Negative growth seen this year is particularly poignant as it occurred in the midst of a period of economic growth in the German economy. Some of the companies missing at this year’s fair, held from June 22nd to 25th in Nuremberg, showed at the Architect’s trade fair „Bau“ held in January in Munich instead.
Question: could the downturn at the Stone+tec be an indication of changes on the natural stone scene? Great Britain’s Natural Stone Show, Spain’s Piedra and the Beijing/Shanghai Stonetech all reported similar developments.
Admittedly: each faces its individual challenges. But let us take a look at the scene as a whole:
1) The global market has been split up between Verona’s Marmomacc and Xiamen’s Stone Fair. Further developments are awaited with suspense.
2) The next level is trade fairs in the main producing countries, i.e. Brazil’s Vitória Stone Fair, Turkey’s Marble in Izmir, and India’s Stona in Bangalore. Spain’s Piedra has all but disappeared in the midst of the current building branch crisis in the area. Notably more and more Chinese merchants are on the market for stone blocks. These purchases can be undertaken in Xiamen. Vitória is the prime trade ground for Latin America, Izmir could play the same role in the Middle East and Muslim countries of the former Soviet Union.
3) As far as the national trade Fairs are concerned, some seem to be seeking new orientation. Nuremberg’s Stone+tec could become the central market place for Central- and Northern Europe, as could Poznań’s Kamien-Stone for Eastern Europe and Russia.
4) Other trade fairs pursue different priorities: Carrara’s Marmotec is dedicated to design, as is Beijing/Shanghai’s Stonetech.
Can anything else be deduced from the current Stone+tec statistics?

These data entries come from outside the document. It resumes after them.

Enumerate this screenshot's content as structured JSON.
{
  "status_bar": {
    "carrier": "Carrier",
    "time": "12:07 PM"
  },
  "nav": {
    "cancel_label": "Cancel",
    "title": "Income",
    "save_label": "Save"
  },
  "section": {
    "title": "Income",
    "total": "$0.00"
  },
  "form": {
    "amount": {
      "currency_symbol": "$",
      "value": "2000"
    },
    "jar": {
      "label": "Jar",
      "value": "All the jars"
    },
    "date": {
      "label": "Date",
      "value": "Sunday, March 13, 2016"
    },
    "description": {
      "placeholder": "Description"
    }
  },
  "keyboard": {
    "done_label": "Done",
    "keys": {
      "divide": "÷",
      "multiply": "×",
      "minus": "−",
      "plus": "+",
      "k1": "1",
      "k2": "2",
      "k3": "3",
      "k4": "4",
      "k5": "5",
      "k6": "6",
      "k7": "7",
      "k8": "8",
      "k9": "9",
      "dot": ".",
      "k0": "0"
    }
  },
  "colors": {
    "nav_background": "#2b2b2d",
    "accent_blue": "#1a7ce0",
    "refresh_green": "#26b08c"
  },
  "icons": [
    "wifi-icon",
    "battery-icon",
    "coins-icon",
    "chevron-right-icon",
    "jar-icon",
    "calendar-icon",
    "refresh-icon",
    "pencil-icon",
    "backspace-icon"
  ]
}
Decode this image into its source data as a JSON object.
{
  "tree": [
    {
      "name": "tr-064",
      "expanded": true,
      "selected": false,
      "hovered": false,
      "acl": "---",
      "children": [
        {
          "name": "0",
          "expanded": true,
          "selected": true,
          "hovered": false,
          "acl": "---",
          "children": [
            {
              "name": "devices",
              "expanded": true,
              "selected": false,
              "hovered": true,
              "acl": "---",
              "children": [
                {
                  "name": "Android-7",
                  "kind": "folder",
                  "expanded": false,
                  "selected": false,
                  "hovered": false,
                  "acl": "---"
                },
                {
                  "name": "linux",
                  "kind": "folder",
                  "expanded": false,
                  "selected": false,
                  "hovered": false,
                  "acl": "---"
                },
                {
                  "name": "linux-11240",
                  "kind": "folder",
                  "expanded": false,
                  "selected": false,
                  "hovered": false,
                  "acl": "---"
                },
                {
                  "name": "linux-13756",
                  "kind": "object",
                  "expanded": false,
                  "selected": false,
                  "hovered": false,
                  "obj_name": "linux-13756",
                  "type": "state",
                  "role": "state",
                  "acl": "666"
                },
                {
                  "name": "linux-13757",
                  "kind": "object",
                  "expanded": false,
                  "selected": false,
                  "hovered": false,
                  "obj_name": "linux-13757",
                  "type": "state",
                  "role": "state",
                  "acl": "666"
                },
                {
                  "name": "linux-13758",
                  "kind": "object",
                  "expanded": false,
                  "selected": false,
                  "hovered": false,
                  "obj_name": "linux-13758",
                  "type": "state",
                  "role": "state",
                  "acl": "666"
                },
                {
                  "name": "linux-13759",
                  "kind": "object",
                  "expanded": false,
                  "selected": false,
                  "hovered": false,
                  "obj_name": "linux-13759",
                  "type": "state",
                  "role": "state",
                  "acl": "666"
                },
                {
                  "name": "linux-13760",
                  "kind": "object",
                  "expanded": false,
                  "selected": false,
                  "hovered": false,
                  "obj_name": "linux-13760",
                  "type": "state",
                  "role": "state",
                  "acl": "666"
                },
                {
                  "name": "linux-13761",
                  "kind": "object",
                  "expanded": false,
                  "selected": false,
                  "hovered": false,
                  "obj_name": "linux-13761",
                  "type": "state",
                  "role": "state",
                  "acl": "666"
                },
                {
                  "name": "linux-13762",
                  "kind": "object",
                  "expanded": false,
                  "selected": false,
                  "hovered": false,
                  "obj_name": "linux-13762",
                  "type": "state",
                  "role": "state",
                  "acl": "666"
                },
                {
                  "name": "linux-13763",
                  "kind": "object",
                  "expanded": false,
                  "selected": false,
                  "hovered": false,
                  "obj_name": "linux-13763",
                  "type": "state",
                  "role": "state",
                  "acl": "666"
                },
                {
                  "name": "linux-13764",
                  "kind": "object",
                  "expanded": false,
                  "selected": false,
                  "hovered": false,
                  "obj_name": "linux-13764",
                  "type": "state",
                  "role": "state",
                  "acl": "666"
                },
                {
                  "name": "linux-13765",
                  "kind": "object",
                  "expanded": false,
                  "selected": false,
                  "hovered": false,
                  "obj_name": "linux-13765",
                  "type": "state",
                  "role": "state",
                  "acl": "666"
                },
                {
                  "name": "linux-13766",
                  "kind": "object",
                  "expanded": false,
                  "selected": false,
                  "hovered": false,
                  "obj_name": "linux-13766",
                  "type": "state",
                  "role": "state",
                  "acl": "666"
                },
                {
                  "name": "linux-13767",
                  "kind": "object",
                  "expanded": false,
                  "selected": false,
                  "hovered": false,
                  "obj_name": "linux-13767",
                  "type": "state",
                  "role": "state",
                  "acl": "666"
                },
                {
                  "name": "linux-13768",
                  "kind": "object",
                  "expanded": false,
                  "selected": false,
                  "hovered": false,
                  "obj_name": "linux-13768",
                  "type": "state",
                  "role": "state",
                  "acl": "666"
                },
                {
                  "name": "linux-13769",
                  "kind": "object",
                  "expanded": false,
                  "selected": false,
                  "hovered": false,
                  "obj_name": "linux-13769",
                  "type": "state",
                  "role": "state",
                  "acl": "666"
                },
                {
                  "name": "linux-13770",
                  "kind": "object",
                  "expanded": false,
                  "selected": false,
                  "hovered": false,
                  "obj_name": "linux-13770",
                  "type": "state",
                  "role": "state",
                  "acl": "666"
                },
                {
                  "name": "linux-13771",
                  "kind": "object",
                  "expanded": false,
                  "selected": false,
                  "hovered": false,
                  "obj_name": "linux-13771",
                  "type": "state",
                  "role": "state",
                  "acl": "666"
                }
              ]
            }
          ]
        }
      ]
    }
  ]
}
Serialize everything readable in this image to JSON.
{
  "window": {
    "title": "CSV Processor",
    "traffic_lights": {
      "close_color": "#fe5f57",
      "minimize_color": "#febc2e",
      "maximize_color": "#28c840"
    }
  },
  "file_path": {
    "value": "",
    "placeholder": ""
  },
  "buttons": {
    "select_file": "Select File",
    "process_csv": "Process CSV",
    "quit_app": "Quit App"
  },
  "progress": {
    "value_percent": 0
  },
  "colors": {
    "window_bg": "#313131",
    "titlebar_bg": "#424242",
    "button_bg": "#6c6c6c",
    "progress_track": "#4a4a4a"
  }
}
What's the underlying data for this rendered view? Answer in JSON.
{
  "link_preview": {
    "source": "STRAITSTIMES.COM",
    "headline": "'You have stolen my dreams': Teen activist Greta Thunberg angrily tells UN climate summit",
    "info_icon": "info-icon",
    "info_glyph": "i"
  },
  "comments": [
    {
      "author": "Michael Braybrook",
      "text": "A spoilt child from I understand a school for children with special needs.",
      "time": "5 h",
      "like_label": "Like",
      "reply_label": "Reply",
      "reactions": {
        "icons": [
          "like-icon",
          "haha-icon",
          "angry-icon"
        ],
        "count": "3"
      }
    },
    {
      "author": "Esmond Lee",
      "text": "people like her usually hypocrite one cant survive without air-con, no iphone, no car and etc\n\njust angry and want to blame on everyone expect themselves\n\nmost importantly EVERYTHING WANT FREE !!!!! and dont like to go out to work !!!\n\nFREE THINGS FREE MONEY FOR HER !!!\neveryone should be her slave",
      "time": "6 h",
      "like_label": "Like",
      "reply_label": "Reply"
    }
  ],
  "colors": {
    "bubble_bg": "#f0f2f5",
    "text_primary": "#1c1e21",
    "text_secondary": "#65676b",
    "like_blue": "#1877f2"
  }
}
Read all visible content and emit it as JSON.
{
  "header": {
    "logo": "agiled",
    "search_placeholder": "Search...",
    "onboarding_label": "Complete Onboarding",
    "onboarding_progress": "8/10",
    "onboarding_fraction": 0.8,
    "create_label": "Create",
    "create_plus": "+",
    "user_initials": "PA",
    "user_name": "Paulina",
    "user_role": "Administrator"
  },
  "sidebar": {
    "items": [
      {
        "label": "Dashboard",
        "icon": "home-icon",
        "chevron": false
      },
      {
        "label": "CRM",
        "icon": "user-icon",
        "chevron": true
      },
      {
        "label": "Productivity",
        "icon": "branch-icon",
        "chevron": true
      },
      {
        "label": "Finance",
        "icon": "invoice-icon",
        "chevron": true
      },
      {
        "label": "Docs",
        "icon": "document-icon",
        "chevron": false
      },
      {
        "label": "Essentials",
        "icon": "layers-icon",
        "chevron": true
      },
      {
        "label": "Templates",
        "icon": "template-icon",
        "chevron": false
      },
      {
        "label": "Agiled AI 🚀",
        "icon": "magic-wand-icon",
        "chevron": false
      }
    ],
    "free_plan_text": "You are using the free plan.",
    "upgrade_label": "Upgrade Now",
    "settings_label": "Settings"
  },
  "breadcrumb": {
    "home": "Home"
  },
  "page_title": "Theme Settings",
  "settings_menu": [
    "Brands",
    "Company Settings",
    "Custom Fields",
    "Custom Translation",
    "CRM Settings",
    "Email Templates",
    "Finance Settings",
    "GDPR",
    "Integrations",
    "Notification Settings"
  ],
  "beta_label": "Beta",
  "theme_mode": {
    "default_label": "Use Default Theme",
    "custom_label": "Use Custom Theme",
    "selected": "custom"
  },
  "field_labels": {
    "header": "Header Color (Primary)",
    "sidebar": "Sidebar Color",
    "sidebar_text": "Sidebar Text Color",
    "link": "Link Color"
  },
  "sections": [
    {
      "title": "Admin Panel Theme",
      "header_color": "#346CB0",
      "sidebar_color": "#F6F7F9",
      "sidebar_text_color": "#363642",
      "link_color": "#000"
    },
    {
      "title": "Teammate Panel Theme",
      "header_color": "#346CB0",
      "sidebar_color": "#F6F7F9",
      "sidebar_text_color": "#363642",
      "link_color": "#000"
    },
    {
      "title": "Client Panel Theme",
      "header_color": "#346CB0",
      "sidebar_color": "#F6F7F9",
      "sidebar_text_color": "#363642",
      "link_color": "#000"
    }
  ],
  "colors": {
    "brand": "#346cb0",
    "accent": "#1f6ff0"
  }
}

Indeed, and very clearly at that: Chinese exhibitors were the only group to show an increase – from 84 to 118! This was not readily apparent when touring the fair, as Chinese stands are usually small and unspectacular and because this time sales staff held back.
Note that the Chinese exhibitors overtook the Italians (117) at least by numbers for the first time. Germany’s heavy machinery and stone markets were previously dominated by Italian producers.
Update/Reader’s opinion: (August 2011) Emerson Schwartzkopf, editor of the US-Magazine Stone Business, wrote us: „China did indeed show an increase in Nürnberg in 2011, but it’s still far, far behind the 173 Chinese companies exhibiting in 2005. Without the large Chinese contingent in the mid-2000s, Stone+tec would have posted lesser numbers, as the Italians had already begun their withdrawal. In 2003, Italian companies made up 240 of the exhibitors; in 2005, that total dropped to 179 (and almost put them behind the China contingent six years ago).”
Our photos below show some examples of unusual stands and design ideas. The Stone+more Innovation Award winner will be presented in the 2nd August edition of Stone-Ideas.com.
Natural stone market in Germany
Consumption of finished stone products was up 5.9% by value and 8.6% by tonnage according to the Natural Stone Organization Naturwertsteinverband (DNV). Imports were up (value: +10.2% to 322 million €, tonnage: +7,6% to 796.000 t). The organization sees growth potential particularly for export markets. Local production declined by value -3.1% to 310 million €), but increased by tonnage (+8.0% to 1.22 million t).
Germany’s trade organization for machinery Verband der Maschinenbauer (VDMA) presented its figures as well: local markets are strongest in purchasing products made in Germany; a mere 60% are destined for export, low by German standards. An increase in demand is expected by the organization from Russia and the former Soviet Republics. Australia „has developed to a small but nevertheless successful market for German machinery in the last few years“, according to a press release.
Machinery for mass production or semi-automated production face sharp foreign competition. German technology is „in particular demand where efficient factory production is required“, according to the trade organization.